John Dillinger is slated to come out of his grave next month. Good luck to the guys who get shovel-duty. The infamous depression-era gangster is buried under concrete and scrap iron and then more concrete—four additional slabs.
That’s one way to ensure that a two-time jail escapee stays put.
Even as a young boy, Dillinger had a knack for finding trouble, and the young delinquent grew into a big-time criminal. Dillinger was only 21 when he was convicted on assault and battery charges in connection with robbing a grocery store—his first burglary.
He used that nine and a half years in prison, not for rehabilitation, but to learn the art of criminal life. Veteran bank robbers were happy to “mentor” the young hoodlum who became a ruthless gangster.
Between the date he was released in May of 1933 and his death in July of 1934, Dillinger pretty much went wild. He stole cars, attacked police officers, and robbed 24 banks. He and his gang killed at least 10 people.
As for the robberies, banks weren’t their only targets. Dillinger and his proud bunch also hit four police stations. All told, they in around $500,000 for their efforts; that comes to around $7 million in today’s economy. Historians say the feds spent more money trying to catch him than he stole.
Regardless of the crimes, the leader of the “Terror Gang” was considered a folk hero to many.
He didn’t steal from the rich and give to the poor, but Dillinger was viewed as a Depression-era Robin Hood. Those who had lost farms and homes to foreclosure lauded him for terrorizing the institutions (banks) that had, in their minds, hurt them.
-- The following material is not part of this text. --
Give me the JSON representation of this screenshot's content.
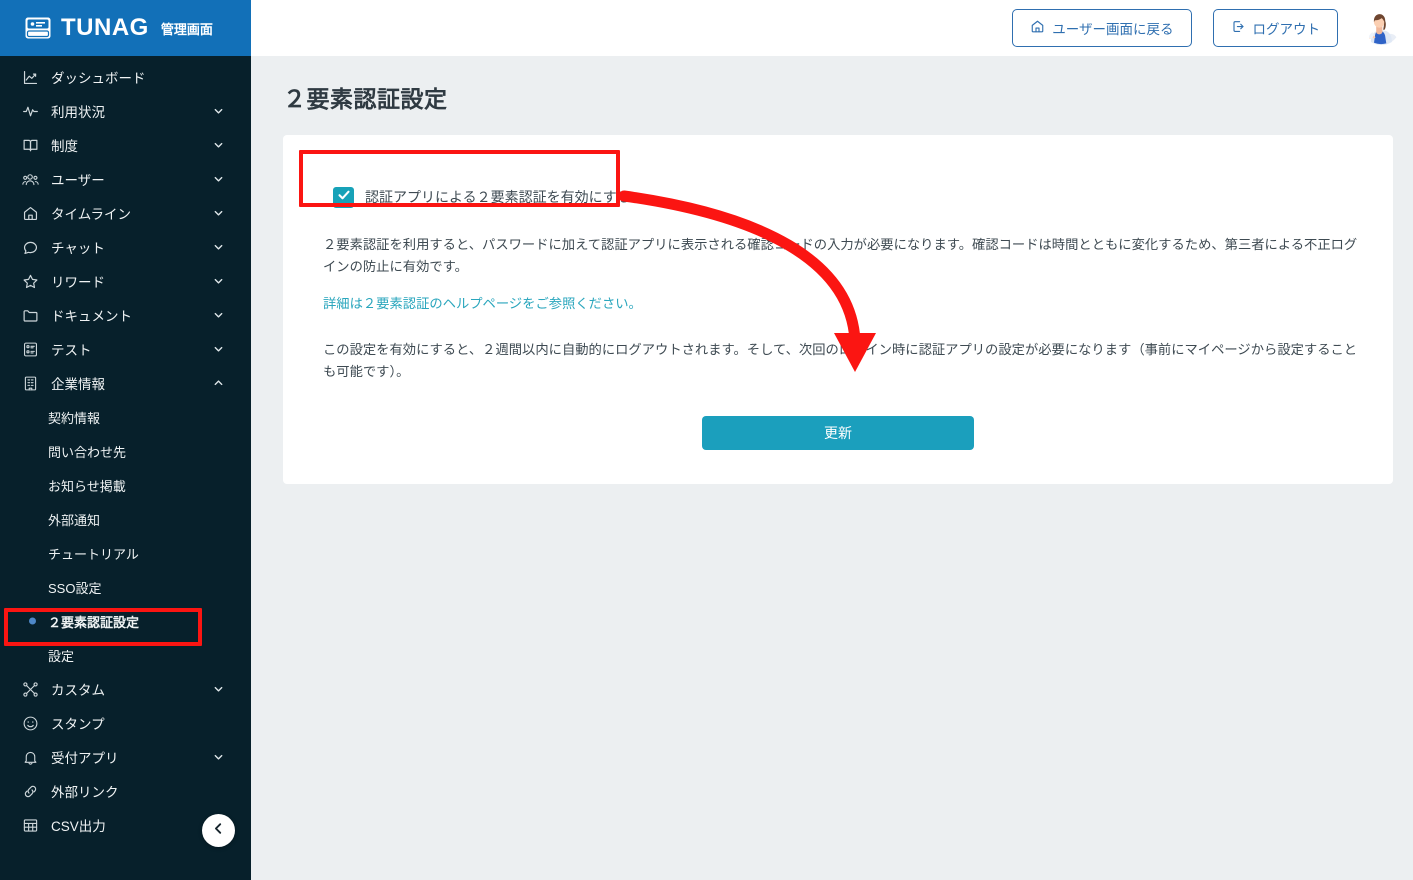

Oh, he was arrested, jailed, and placed under ultra-surveillance. It mattered not. No prison, it seemed, could hold “Gentleman John.” When he wasn’t plotting his own escape, he was busting out his gang members. Documents claim that he once escaped using a gun carved out of wood.
Being on the run didn’t keep Dillinger from finding girlfriends, visiting family members, and enjoying picnics. He even made time for a facelift. While evading police and the FBI following his final jailbreak, Dillinger enlisted a doctor to perform plastic surgery. That might have worked—for a while—had the “Lady in Red” not betrayed him.
Now, after 85 years, they’re going to dig up his bones, and no one seems to know why. The official permit does not list a reason.
Some say it’s to quell conspiracy theories that claim the gangster isn’t in the grave that bears his name. Hmmm. If not, then who is?
Others believe, since the History Channel is covering the event, that the whole thing is a media stunt. If so, it’s working. People are talking.
Dillinger’s nephew gave permission to exhume. Maybe he secretly hopes they’ll uncover some of the loot. Who knows?
What I do know is that the plan is to dig up and rebury on the same day—Sept. 16. Getting through all that concrete and scrap metal in a day will take more than shovels.
Dillinger’s father designed the concrete tomb to safeguard his son’s body. After all, at the scene of Dillinger’s death, it was reported that people rushed to dip newspapers, skirts, and hankies in his pool of blood for keepsakes. To add to the frenzy, the family had numerous monetary offers to “rent” out John’s body for exhibits.
Just when you think you’ve heard maximum crazy, the world gets crazier.
When one considers that Dillinger spent most of his adult life in prison—he died at age 31—the mayhem he caused is almost unbelievable. But historians say it’s so, and so it is. John Dillinger was a name known across America, and his bones are keeping his legend alive.